If I wanted to run an ultralight IVO IFA version to save weight and cost (vs the medium), I would order the IVO UL blade they call the "Patriot" blade. It has more built in pitch than the regular UL blade, has more efficient tapered tips, and is the most capable of handling the horsepower and torque of the 912ULS. A friend of mine flies that blade on a 912UL, but it won't go flat enough for that engine to get max takeoff performance. So it is not the blade to have for the 80 hp 912. I'm thinking they probably designed that blade for the 912ULS before developing the medium blade for the 912.

With all that said, with what we have been learning about different props lately, I'm not so sure it is worth giving up LSA options for the IFA prop. We are seeing some pretty good performance from some of the props being used. Especially the Prince and the Sensenich lately. When we start seeing 116 mph top speed from 912ULS Highlanders, while still having 1300 fpm climb rates, I think those blades might be even more efficient than the IVO's? And even though the IVO IFA can be adjusted, I'm not so sure it would be worth giving up on LSA, or adding the complexity of an IFA?

Mark, can you tell us how that Highlander you fly with the IVO medium ground adjustable performs? I know Howard loved that prop on floats, so I'm guessing it should do well even without the IFA option installed when on wheels.

Re: Sensenich Flight Test Report

PostPosted: Mon Feb 16, 2015 7:55 pm
by Jack L
What do you guys mean by giving up LSA options?

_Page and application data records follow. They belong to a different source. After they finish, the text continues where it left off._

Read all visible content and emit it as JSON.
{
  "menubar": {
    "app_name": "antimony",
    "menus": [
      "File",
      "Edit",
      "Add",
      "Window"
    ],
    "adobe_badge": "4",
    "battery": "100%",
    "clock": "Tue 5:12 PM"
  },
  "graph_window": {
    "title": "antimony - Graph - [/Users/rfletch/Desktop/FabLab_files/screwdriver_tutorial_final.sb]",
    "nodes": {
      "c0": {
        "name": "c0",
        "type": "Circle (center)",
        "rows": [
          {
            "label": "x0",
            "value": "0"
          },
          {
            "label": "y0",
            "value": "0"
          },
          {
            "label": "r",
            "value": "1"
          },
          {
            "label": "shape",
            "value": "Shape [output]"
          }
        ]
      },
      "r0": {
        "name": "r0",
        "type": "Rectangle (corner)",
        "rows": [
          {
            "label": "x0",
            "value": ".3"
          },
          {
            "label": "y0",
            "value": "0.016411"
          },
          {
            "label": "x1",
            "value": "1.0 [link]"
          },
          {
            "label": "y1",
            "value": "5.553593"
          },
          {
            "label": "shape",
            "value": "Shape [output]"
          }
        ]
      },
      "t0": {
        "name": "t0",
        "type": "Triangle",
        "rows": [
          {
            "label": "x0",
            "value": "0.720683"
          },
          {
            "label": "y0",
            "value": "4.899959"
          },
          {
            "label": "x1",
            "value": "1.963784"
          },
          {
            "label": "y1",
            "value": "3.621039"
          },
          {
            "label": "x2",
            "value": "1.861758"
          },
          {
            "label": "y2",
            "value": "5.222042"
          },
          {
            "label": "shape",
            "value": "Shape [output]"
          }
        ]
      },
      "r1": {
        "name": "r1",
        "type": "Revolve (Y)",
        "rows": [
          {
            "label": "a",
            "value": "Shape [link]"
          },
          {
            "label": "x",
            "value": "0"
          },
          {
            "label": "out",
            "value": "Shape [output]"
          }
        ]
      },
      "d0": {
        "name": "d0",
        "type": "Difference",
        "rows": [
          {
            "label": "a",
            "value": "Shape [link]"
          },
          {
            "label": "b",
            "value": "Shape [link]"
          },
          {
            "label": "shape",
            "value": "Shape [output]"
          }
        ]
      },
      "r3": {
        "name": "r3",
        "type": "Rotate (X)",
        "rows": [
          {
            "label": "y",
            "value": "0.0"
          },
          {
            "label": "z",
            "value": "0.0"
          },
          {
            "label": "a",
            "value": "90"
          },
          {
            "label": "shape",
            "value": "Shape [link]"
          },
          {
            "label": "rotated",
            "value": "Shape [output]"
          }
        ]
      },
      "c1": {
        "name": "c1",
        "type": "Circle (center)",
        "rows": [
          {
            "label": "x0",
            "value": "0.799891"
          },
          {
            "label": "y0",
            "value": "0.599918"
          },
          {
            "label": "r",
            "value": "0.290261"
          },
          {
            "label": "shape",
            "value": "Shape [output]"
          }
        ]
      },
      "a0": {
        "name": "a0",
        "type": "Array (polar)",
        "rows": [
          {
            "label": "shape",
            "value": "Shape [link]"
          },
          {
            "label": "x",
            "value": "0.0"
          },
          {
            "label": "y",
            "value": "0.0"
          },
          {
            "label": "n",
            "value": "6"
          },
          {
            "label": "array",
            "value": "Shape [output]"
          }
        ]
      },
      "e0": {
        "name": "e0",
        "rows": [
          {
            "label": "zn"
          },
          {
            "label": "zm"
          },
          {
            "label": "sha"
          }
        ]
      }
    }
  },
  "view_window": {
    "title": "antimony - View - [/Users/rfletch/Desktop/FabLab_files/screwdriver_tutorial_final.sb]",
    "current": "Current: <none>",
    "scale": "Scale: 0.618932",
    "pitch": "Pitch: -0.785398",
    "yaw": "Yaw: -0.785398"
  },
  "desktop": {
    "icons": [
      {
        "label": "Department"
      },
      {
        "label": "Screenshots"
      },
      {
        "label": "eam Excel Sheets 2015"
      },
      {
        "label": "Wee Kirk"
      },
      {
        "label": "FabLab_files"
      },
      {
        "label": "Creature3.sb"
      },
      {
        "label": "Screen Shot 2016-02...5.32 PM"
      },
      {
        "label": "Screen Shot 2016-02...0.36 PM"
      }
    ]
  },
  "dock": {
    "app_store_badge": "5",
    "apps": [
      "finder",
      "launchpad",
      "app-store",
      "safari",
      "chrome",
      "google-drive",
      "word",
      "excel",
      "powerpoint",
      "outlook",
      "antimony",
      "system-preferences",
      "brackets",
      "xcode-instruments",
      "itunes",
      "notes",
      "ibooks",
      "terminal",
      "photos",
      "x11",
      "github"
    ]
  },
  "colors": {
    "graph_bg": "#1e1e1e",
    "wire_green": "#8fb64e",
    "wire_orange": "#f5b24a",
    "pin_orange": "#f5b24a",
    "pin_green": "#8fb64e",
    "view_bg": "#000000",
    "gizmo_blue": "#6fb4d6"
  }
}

With regard to airspeed and propellers, our pitot static systems are not calibrated so be careful not to put too much creedance in IAS. The IAS on all of our aircraft will vary.

Jack

Re: Sensenich Flight Test Report

PostPosted: Mon Feb 16, 2015 9:31 pm
by FlyerChief
Hi Jack,
I'm sure they meant to say that the in-flight adjustable prop is not allowed under LSA rules, just like advanced ultralights in Canada. Their planes would have to be registered as experimental to use an IFA prop as do ours under the amateur-built rules.
Dan

Re: Sensenich Flight Test Report

PostPosted: Tue Feb 17, 2015 11:50 am
by av8rps
Jack L wrote:What do you guys mean by giving up LSA options?

With regard to airspeed and propellers, our pitot static systems are not calibrated so be careful not to put too much creedance in IAS. The IAS on all of our aircraft will vary.

Jack


Yes, I do realize that our IAS numbers can be all over the place with these homebuilt airplanes. But if it is even close to accurate, we have come a long ways with these Highlanders. I did verify my Highlander at 108 mph at 5450 rpm with a 912uls using an open tube landing gear with 8.50 tires and a sensenich 2 blade set more for climb than cruise. So I don't think it would be that hard to get another 8 mph. But I haven't tried that yet. But maybe I'm a bit too optimistic...

It wasn't that long ago that we had people on this forum talking about getting past 85 and 90 mph. But now we are getting much higher numbers that turn these fun airplanes into fun little traveling machines. Andn in my opinion, the combination of more efficient props and a little streamlining here and there seems to be the core to that success.


Paul